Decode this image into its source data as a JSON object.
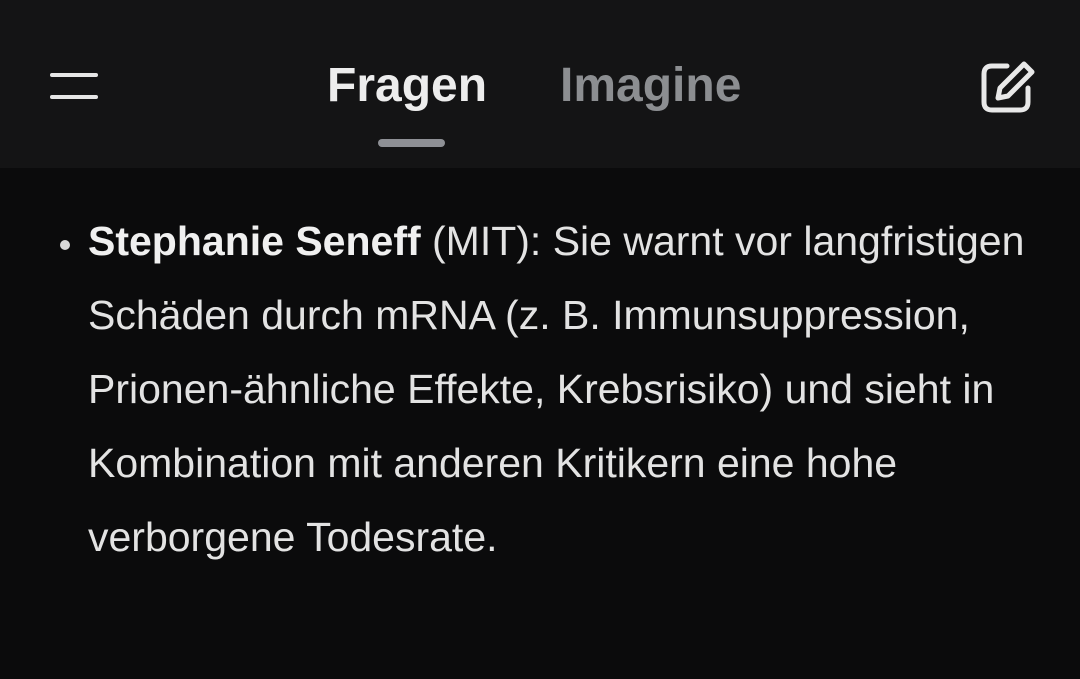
{
  "header": {
    "tabs": [
      {
        "label": "Fragen",
        "active": true
      },
      {
        "label": "Imagine",
        "active": false
      }
    ],
    "menu_icon": "hamburger-menu-icon",
    "compose_icon": "edit-pencil-square-icon"
  },
  "message": {
    "bullet_name": "Stephanie Seneff",
    "bullet_text": " (MIT): Sie warnt vor langfristigen Schäden durch mRNA (z. B. Immunsuppression, Prionen-ähnliche Effekte, Krebsrisiko) und sieht in Kombination mit anderen Kritikern eine hohe verborgene Todesrate."
  },
  "colors": {
    "background": "#0b0b0c",
    "header_background": "#141415",
    "text_primary": "#e3e3e3",
    "tab_inactive": "#8c8e91",
    "tab_indicator": "#8e9095"
  }
}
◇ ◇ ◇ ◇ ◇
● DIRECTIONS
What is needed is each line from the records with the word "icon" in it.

● EXPECTED ANSWER
    "menu_icon": "hamburger-menu-icon",
    "compose_icon": "edit-pencil-square-icon"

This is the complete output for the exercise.